I recently published an article in the International Journal of Human-Computer Studies. The link to the article on ScienceDirect can be seen here:

A copy of the article can be yours for only $35.95! If you're a student at a college or university your should be able to access it for free.

A few years ago, when The Emoti-Chair project was fairly new, we decided to put on a rock and roll show. We put together a few amazing bands and brought out five Emoti-Chairs to a great venue in Toronto called Clinton's. These were very early prototypes, but already we could see that people were enjoying them. This little show grabbed the attention of the media for a few days in 2008. Here was one of the interviews I gave about the show and the research project, this one for the local morning show in Barrie, Ontario. The one and only Fox Jaws was with me as well.

I have been teaching an introduction to programming course this semester and have been recording my lectures. I've posted them to YouTube for all to enjoy free of charge.  I've assembled all the videos into a playlist here:


I've set up a course page here: http://carmenbranje.com/wordpress/?page_id=380

The course isn't quite complete yet, but to date we've covered variables, loops, conditional statements, arrays, classes/objects and methods. I'm teaching these concepts using Visual Studio 2012 C#.

I'll create a page later on once the course is finished that will include assignments and lab problems.

From CNW

TORONTO, Oct. 3, 2013 /CNW/ - What do you get when you combine a good old-fashioned game of capture the flag with players in power wheelchairs or scooters and a GPS-based smartphone app? The Mobility Games. And it's coming to Toronto's Joel Weeks Park on Saturday, October 5 at 3 p.m.

The concept of Mobility Games is this: developers map out a virtual capture the flag playing field, and players download an app that displays the field on their smartphone, which then tracks the GPS coordinates of the players in real-time as they move. Players simply snap their smartphone into a wheelchair-accessible mount that essentially turns their smartphone into a side-mirror-level GPS. Players who can't interact with their smartphone directly can access the mobile devices using technology developed by Komodo OpenLab, a startup based in the Digital Media Zone at Ryerson University. Their device, Tecla Shield, is a wireless interface that allows users with disabilities to control smartphones and tablets using their wheelchair-driving controls or other type of assistive devices. (Detailed rules of the game are explained in this YouTube video.)

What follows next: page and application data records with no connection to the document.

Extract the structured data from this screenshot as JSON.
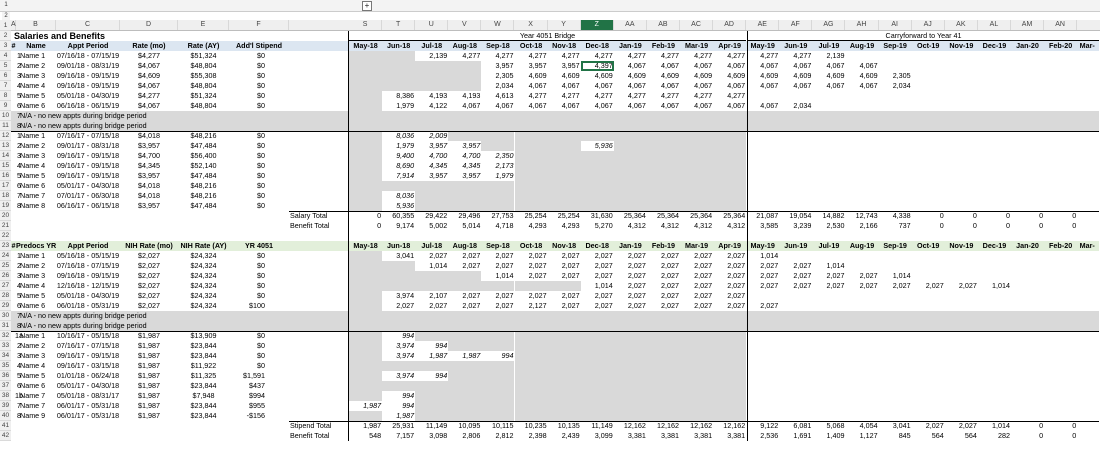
{
  "colors": {
    "header_blue": "#dce6f1",
    "green": "#e2efda",
    "gray": "#d9d9d9",
    "select": "#217346"
  },
  "outline": {
    "plus_label": "+",
    "levels": [
      "1",
      "2"
    ]
  },
  "col_letters": [
    "A",
    "B",
    "C",
    "D",
    "E",
    "F",
    "S",
    "T",
    "U",
    "V",
    "W",
    "X",
    "Y",
    "Z",
    "AA",
    "AB",
    "AC",
    "AD",
    "AE",
    "AF",
    "AG",
    "AH",
    "AI",
    "AJ",
    "AK",
    "AL",
    "AM",
    "AN",
    "AC"
  ],
  "selected_col": "Z",
  "title": "Salaries and Benefits",
  "section1": {
    "headers": [
      "#",
      "Name",
      "Appt Period",
      "Rate (mo)",
      "Rate (AY)",
      "Add'l Stipend"
    ],
    "group_bridge": "Year 4051 Bridge",
    "group_carry": "Carryforward to Year 41",
    "months": [
      "May-18",
      "Jun-18",
      "Jul-18",
      "Aug-18",
      "Sep-18",
      "Oct-18",
      "Nov-18",
      "Dec-18",
      "Jan-19",
      "Feb-19",
      "Mar-19",
      "Apr-19",
      "May-19",
      "Jun-19",
      "Jul-19",
      "Aug-19",
      "Sep-19",
      "Oct-19",
      "Nov-19",
      "Dec-19",
      "Jan-20",
      "Feb-20",
      "Mar-"
    ],
    "rows": [
      {
        "rn": "4",
        "c": [
          "1",
          "Name 1",
          "07/16/18 - 07/15/19",
          "$4,277",
          "$51,324",
          "$0"
        ],
        "v": [
          "",
          "",
          "2,139",
          "4,277",
          "4,277",
          "4,277",
          "4,277",
          "4,277",
          "4,277",
          "4,277",
          "4,277",
          "4,277",
          "4,277",
          "4,277",
          "2,139",
          "",
          "",
          "",
          "",
          "",
          "",
          "",
          ""
        ]
      },
      {
        "rn": "5",
        "c": [
          "2",
          "Name 2",
          "09/01/18 - 08/31/19",
          "$4,067",
          "$48,804",
          "$0"
        ],
        "v": [
          "",
          "",
          "",
          "",
          "3,957",
          "3,957",
          "3,957",
          "4,397",
          "4,067",
          "4,067",
          "4,067",
          "4,067",
          "4,067",
          "4,067",
          "4,067",
          "4,067",
          "",
          "",
          "",
          "",
          "",
          "",
          ""
        ]
      },
      {
        "rn": "6",
        "c": [
          "3",
          "Name 3",
          "09/16/18 - 09/15/19",
          "$4,609",
          "$55,308",
          "$0"
        ],
        "v": [
          "",
          "",
          "",
          "",
          "2,305",
          "4,609",
          "4,609",
          "4,609",
          "4,609",
          "4,609",
          "4,609",
          "4,609",
          "4,609",
          "4,609",
          "4,609",
          "4,609",
          "2,305",
          "",
          "",
          "",
          "",
          "",
          ""
        ]
      },
      {
        "rn": "7",
        "c": [
          "4",
          "Name 4",
          "09/16/18 - 09/15/19",
          "$4,067",
          "$48,804",
          "$0"
        ],
        "v": [
          "",
          "",
          "",
          "",
          "2,034",
          "4,067",
          "4,067",
          "4,067",
          "4,067",
          "4,067",
          "4,067",
          "4,067",
          "4,067",
          "4,067",
          "4,067",
          "4,067",
          "2,034",
          "",
          "",
          "",
          "",
          "",
          ""
        ]
      },
      {
        "rn": "8",
        "c": [
          "5",
          "Name 5",
          "05/01/18 - 04/30/19",
          "$4,277",
          "$51,324",
          "$0"
        ],
        "v": [
          "",
          "8,386",
          "4,193",
          "4,193",
          "4,613",
          "4,277",
          "4,277",
          "4,277",
          "4,277",
          "4,277",
          "4,277",
          "4,277",
          "",
          "",
          "",
          "",
          "",
          "",
          "",
          "",
          "",
          "",
          ""
        ]
      },
      {
        "rn": "9",
        "c": [
          "6",
          "Name 6",
          "06/16/18 - 06/15/19",
          "$4,067",
          "$48,804",
          "$0"
        ],
        "v": [
          "",
          "1,979",
          "4,122",
          "4,067",
          "4,067",
          "4,067",
          "4,067",
          "4,067",
          "4,067",
          "4,067",
          "4,067",
          "4,067",
          "4,067",
          "2,034",
          "",
          "",
          "",
          "",
          "",
          "",
          "",
          "",
          ""
        ]
      },
      {
        "rn": "10",
        "c": [
          "7",
          "N/A - no new appts during bridge period",
          "",
          "",
          "",
          ""
        ],
        "v": []
      },
      {
        "rn": "11",
        "c": [
          "8",
          "N/A - no new appts during bridge period",
          "",
          "",
          "",
          ""
        ],
        "v": []
      },
      {
        "rn": "12",
        "c": [
          "1",
          "Name 1",
          "07/16/17 - 07/15/18",
          "$4,018",
          "$48,216",
          "$0"
        ],
        "v": [
          "",
          "8,036",
          "2,009",
          "",
          "",
          "",
          "",
          "",
          "",
          "",
          "",
          "",
          "",
          "",
          "",
          "",
          "",
          "",
          "",
          "",
          "",
          "",
          ""
        ]
      },
      {
        "rn": "13",
        "c": [
          "2",
          "Name 2",
          "09/01/17 - 08/31/18",
          "$3,957",
          "$47,484",
          "$0"
        ],
        "v": [
          "",
          "1,979",
          "3,957",
          "3,957",
          "",
          "",
          "",
          "5,936",
          "",
          "",
          "",
          "",
          "",
          "",
          "",
          "",
          "",
          "",
          "",
          "",
          "",
          "",
          ""
        ]
      },
      {
        "rn": "14",
        "c": [
          "3",
          "Name 3",
          "09/16/17 - 09/15/18",
          "$4,700",
          "$56,400",
          "$0"
        ],
        "v": [
          "",
          "9,400",
          "4,700",
          "4,700",
          "2,350",
          "",
          "",
          "",
          "",
          "",
          "",
          "",
          "",
          "",
          "",
          "",
          "",
          "",
          "",
          "",
          "",
          "",
          ""
        ]
      },
      {
        "rn": "15",
        "c": [
          "4",
          "Name 4",
          "09/16/17 - 09/15/18",
          "$4,345",
          "$52,140",
          "$0"
        ],
        "v": [
          "",
          "8,690",
          "4,345",
          "4,345",
          "2,173",
          "",
          "",
          "",
          "",
          "",
          "",
          "",
          "",
          "",
          "",
          "",
          "",
          "",
          "",
          "",
          "",
          "",
          ""
        ]
      },
      {
        "rn": "16",
        "c": [
          "5",
          "Name 5",
          "09/16/17 - 09/15/18",
          "$3,957",
          "$47,484",
          "$0"
        ],
        "v": [
          "",
          "7,914",
          "3,957",
          "3,957",
          "1,979",
          "",
          "",
          "",
          "",
          "",
          "",
          "",
          "",
          "",
          "",
          "",
          "",
          "",
          "",
          "",
          "",
          "",
          ""
        ]
      },
      {
        "rn": "17",
        "c": [
          "6",
          "Name 6",
          "05/01/17 - 04/30/18",
          "$4,018",
          "$48,216",
          "$0"
        ],
        "v": []
      },
      {
        "rn": "18",
        "c": [
          "7",
          "Name 7",
          "07/01/17 - 06/30/18",
          "$4,018",
          "$48,216",
          "$0"
        ],
        "v": [
          "",
          "8,036",
          "",
          "",
          "",
          "",
          "",
          "",
          "",
          "",
          "",
          "",
          "",
          "",
          "",
          "",
          "",
          "",
          "",
          "",
          "",
          "",
          ""
        ]
      },
      {
        "rn": "19",
        "c": [
          "8",
          "Name 8",
          "06/16/17 - 06/15/18",
          "$3,957",
          "$47,484",
          "$0"
        ],
        "v": [
          "",
          "5,936",
          "",
          "",
          "",
          "",
          "",
          "",
          "",
          "",
          "",
          "",
          "",
          "",
          "",
          "",
          "",
          "",
          "",
          "",
          "",
          "",
          ""
        ]
      }
    ],
    "salary_total_label": "Salary Total",
    "salary_total": [
      "0",
      "60,355",
      "29,422",
      "29,496",
      "27,753",
      "25,254",
      "25,254",
      "31,630",
      "25,364",
      "25,364",
      "25,364",
      "25,364",
      "21,087",
      "19,054",
      "14,882",
      "12,743",
      "4,338",
      "0",
      "0",
      "0",
      "0",
      "0",
      "0"
    ],
    "benefit_total_label": "Benefit Total",
    "benefit_total": [
      "0",
      "9,174",
      "5,002",
      "5,014",
      "4,718",
      "4,293",
      "4,293",
      "5,270",
      "4,312",
      "4,312",
      "4,312",
      "4,312",
      "3,585",
      "3,239",
      "2,530",
      "2,166",
      "737",
      "0",
      "0",
      "0",
      "0",
      "0",
      "0"
    ]
  },
  "section2": {
    "headers": [
      "#",
      "Predocs YR 4051",
      "Appt Period",
      "NIH Rate (mo)",
      "NIH Rate (AY)",
      "YR 4051"
    ],
    "months": [
      "May-18",
      "Jun-18",
      "Jul-18",
      "Aug-18",
      "Sep-18",
      "Oct-18",
      "Nov-18",
      "Dec-18",
      "Jan-19",
      "Feb-19",
      "Mar-19",
      "Apr-19",
      "May-19",
      "Jun-19",
      "Jul-19",
      "Aug-19",
      "Sep-19",
      "Oct-19",
      "Nov-19",
      "Dec-19",
      "Jan-20",
      "Feb-20",
      "Mar-"
    ],
    "rows": [
      {
        "rn": "24",
        "c": [
          "1",
          "Name 1",
          "05/16/18 - 05/15/19",
          "$2,027",
          "$24,324",
          "$0"
        ],
        "v": [
          "",
          "3,041",
          "2,027",
          "2,027",
          "2,027",
          "2,027",
          "2,027",
          "2,027",
          "2,027",
          "2,027",
          "2,027",
          "2,027",
          "1,014",
          "",
          "",
          "",
          "",
          "",
          "",
          "",
          "",
          "",
          ""
        ]
      },
      {
        "rn": "25",
        "c": [
          "2",
          "Name 2",
          "07/16/18 - 07/15/19",
          "$2,027",
          "$24,324",
          "$0"
        ],
        "v": [
          "",
          "",
          "1,014",
          "2,027",
          "2,027",
          "2,027",
          "2,027",
          "2,027",
          "2,027",
          "2,027",
          "2,027",
          "2,027",
          "2,027",
          "2,027",
          "1,014",
          "",
          "",
          "",
          "",
          "",
          "",
          "",
          ""
        ]
      },
      {
        "rn": "26",
        "c": [
          "3",
          "Name 3",
          "09/16/18 - 09/15/19",
          "$2,027",
          "$24,324",
          "$0"
        ],
        "v": [
          "",
          "",
          "",
          "",
          "1,014",
          "2,027",
          "2,027",
          "2,027",
          "2,027",
          "2,027",
          "2,027",
          "2,027",
          "2,027",
          "2,027",
          "2,027",
          "2,027",
          "1,014",
          "",
          "",
          "",
          "",
          "",
          ""
        ]
      },
      {
        "rn": "27",
        "c": [
          "4",
          "Name 4",
          "12/16/18 - 12/15/19",
          "$2,027",
          "$24,324",
          "$0"
        ],
        "v": [
          "",
          "",
          "",
          "",
          "",
          "",
          "",
          "1,014",
          "2,027",
          "2,027",
          "2,027",
          "2,027",
          "2,027",
          "2,027",
          "2,027",
          "2,027",
          "2,027",
          "2,027",
          "2,027",
          "1,014",
          "",
          "",
          ""
        ]
      },
      {
        "rn": "28",
        "c": [
          "5",
          "Name 5",
          "05/01/18 - 04/30/19",
          "$2,027",
          "$24,324",
          "$0"
        ],
        "v": [
          "",
          "3,974",
          "2,107",
          "2,027",
          "2,027",
          "2,027",
          "2,027",
          "2,027",
          "2,027",
          "2,027",
          "2,027",
          "2,027",
          "",
          "",
          "",
          "",
          "",
          "",
          "",
          "",
          "",
          "",
          ""
        ]
      },
      {
        "rn": "29",
        "c": [
          "6",
          "Name 6",
          "06/01/18 - 05/31/19",
          "$2,027",
          "$24,324",
          "$100"
        ],
        "v": [
          "",
          "2,027",
          "2,027",
          "2,027",
          "2,027",
          "2,127",
          "2,027",
          "2,027",
          "2,027",
          "2,027",
          "2,027",
          "2,027",
          "2,027",
          "",
          "",
          "",
          "",
          "",
          "",
          "",
          "",
          "",
          ""
        ]
      },
      {
        "rn": "30",
        "c": [
          "7",
          "N/A - no new appts during bridge period",
          "",
          "",
          "",
          ""
        ],
        "v": []
      },
      {
        "rn": "31",
        "c": [
          "8",
          "N/A - no new appts during bridge period",
          "",
          "",
          "",
          ""
        ],
        "v": []
      },
      {
        "rn": "32",
        "c": [
          "1a",
          "Name 1",
          "10/16/17 - 05/15/18",
          "$1,987",
          "$13,909",
          "$0"
        ],
        "v": [
          "",
          "994",
          "",
          "",
          "",
          "",
          "",
          "",
          "",
          "",
          "",
          "",
          "",
          "",
          "",
          "",
          "",
          "",
          "",
          "",
          "",
          "",
          ""
        ]
      },
      {
        "rn": "33",
        "c": [
          "2",
          "Name 2",
          "07/16/17 - 07/15/18",
          "$1,987",
          "$23,844",
          "$0"
        ],
        "v": [
          "",
          "3,974",
          "994",
          "",
          "",
          "",
          "",
          "",
          "",
          "",
          "",
          "",
          "",
          "",
          "",
          "",
          "",
          "",
          "",
          "",
          "",
          "",
          ""
        ]
      },
      {
        "rn": "34",
        "c": [
          "3",
          "Name 3",
          "09/16/17 - 09/15/18",
          "$1,987",
          "$23,844",
          "$0"
        ],
        "v": [
          "",
          "3,974",
          "1,987",
          "1,987",
          "994",
          "",
          "",
          "",
          "",
          "",
          "",
          "",
          "",
          "",
          "",
          "",
          "",
          "",
          "",
          "",
          "",
          "",
          ""
        ]
      },
      {
        "rn": "35",
        "c": [
          "4",
          "Name 4",
          "09/16/17 - 03/15/18",
          "$1,987",
          "$11,922",
          "$0"
        ],
        "v": []
      },
      {
        "rn": "36",
        "c": [
          "5",
          "Name 5",
          "01/01/18 - 06/24/18",
          "$1,987",
          "$11,325",
          "$1,591"
        ],
        "v": [
          "",
          "3,974",
          "994",
          "",
          "",
          "",
          "",
          "",
          "",
          "",
          "",
          "",
          "",
          "",
          "",
          "",
          "",
          "",
          "",
          "",
          "",
          "",
          ""
        ]
      },
      {
        "rn": "37",
        "c": [
          "6",
          "Name 6",
          "05/01/17 - 04/30/18",
          "$1,987",
          "$23,844",
          "$437"
        ],
        "v": []
      },
      {
        "rn": "38",
        "c": [
          "1b",
          "Name 7",
          "05/01/18 - 08/31/17",
          "$1,987",
          "$7,948",
          "$994"
        ],
        "v": [
          "",
          "994",
          "",
          "",
          "",
          "",
          "",
          "",
          "",
          "",
          "",
          "",
          "",
          "",
          "",
          "",
          "",
          "",
          "",
          "",
          "",
          "",
          ""
        ]
      },
      {
        "rn": "39",
        "c": [
          "7",
          "Name 7",
          "06/01/17 - 05/31/18",
          "$1,987",
          "$23,844",
          "$955"
        ],
        "v": [
          "1,987",
          "994",
          "",
          "",
          "",
          "",
          "",
          "",
          "",
          "",
          "",
          "",
          "",
          "",
          "",
          "",
          "",
          "",
          "",
          "",
          "",
          "",
          ""
        ]
      },
      {
        "rn": "40",
        "c": [
          "8",
          "Name 9",
          "06/01/17 - 05/31/18",
          "$1,987",
          "$23,844",
          "-$156"
        ],
        "v": [
          "",
          "1,987",
          "",
          "",
          "",
          "",
          "",
          "",
          "",
          "",
          "",
          "",
          "",
          "",
          "",
          "",
          "",
          "",
          "",
          "",
          "",
          "",
          ""
        ]
      }
    ],
    "stipend_total_label": "Stipend Total",
    "stipend_total": [
      "1,987",
      "25,931",
      "11,149",
      "10,095",
      "10,115",
      "10,235",
      "10,135",
      "11,149",
      "12,162",
      "12,162",
      "12,162",
      "12,162",
      "9,122",
      "6,081",
      "5,068",
      "4,054",
      "3,041",
      "2,027",
      "2,027",
      "1,014",
      "0",
      "0",
      "0"
    ],
    "benefit_total_label": "Benefit Total",
    "benefit_total": [
      "548",
      "7,157",
      "3,098",
      "2,806",
      "2,812",
      "2,398",
      "2,439",
      "3,099",
      "3,381",
      "3,381",
      "3,381",
      "3,381",
      "2,536",
      "1,691",
      "1,409",
      "1,127",
      "845",
      "564",
      "564",
      "282",
      "0",
      "0",
      "0"
    ]
  }
}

The brainchild of innovators from Centennial College, Ryerson University, and Bridgepoint Active Healthcare, the Mobility Games is part of a broader body of research into inclusive technologies, being funded by the Natural Sciences and Engineering Research Council of Canada (NSERC). Recognizing that technology often excludes people with disabilities, the team aims to create an inclusive virtual entertainment and technology solution that enables people in wheelchairs or scooters to actively participate in a traditionally non-inclusive social and physical activity.

I've been leading a great team of Centennial College students in the development of a mixed reality video game targeted at users of mobility scooters and electric wheelchairs.  It uses 3G internet connections, Google Maps and GPS to implement a game layer over real space. How does it work? Check out the video below.

The app is still in the development stage but will be available for both the Android and iPhone platform. This app is being developed in conjunction with the Inclusive Media and Design Center @ Ryerson University and industry partner Komodo Open Labs

What does vibrotactile music sound like? Well vibrotactile music is actually meant to be felt on your skin, rather than heard through your ears, but unless you have an Emoti-Chair or can come by Ryerson to try one, you won't be able to feel any vibrotactile compositions. However, since vibration and sound are one in the same, you can certainly still hear vibrotactile compositions. If you were so inclinded you could simply play this composition through a large speaker, turn up the volume and put your hand on it (deaf people have used this method to listen to music for a long time).

Below is an example of one of the world's first truly vibrotactile compositions. This piece was created by local musician and photographer Robert Skelhorn using The Vibrochord. For each composer that I had come into the lab I asked them to compose either a happy song, or a sad song. What emotion do you think to composition below is conveying?

I am going to be fairly busy this week showcasing my work at a number of exciting venues.

The first will be at this years NXNE Interactive in Toronto, Ontario.  I'll be giving a super short talk on my work on The Vibrochord as part of their Built series . It's an interesting talk format that I've never tried before. It a five minute talk, with 20 slides automatically advancing every 15 seconds. I'm not too sure what to expect, but it should be fun at least. There are two days during which talks take place, June 13th and June 14th. I'll be the first speaker on the 14th. See you there??

The second will be on Saturday in London, Ontario at Museum London as part of Nuit Blanche.  My colleague Sai Cherukumilli will be showcasing his work on The Vibromotion and I will be showcasing The Vibrochord. There will be a number of local sound artists there as well, experimenting with the Emoti-Chair and its various implementations. We start at 9:00pm and party till the sun (almost) comes up, 3:00 am.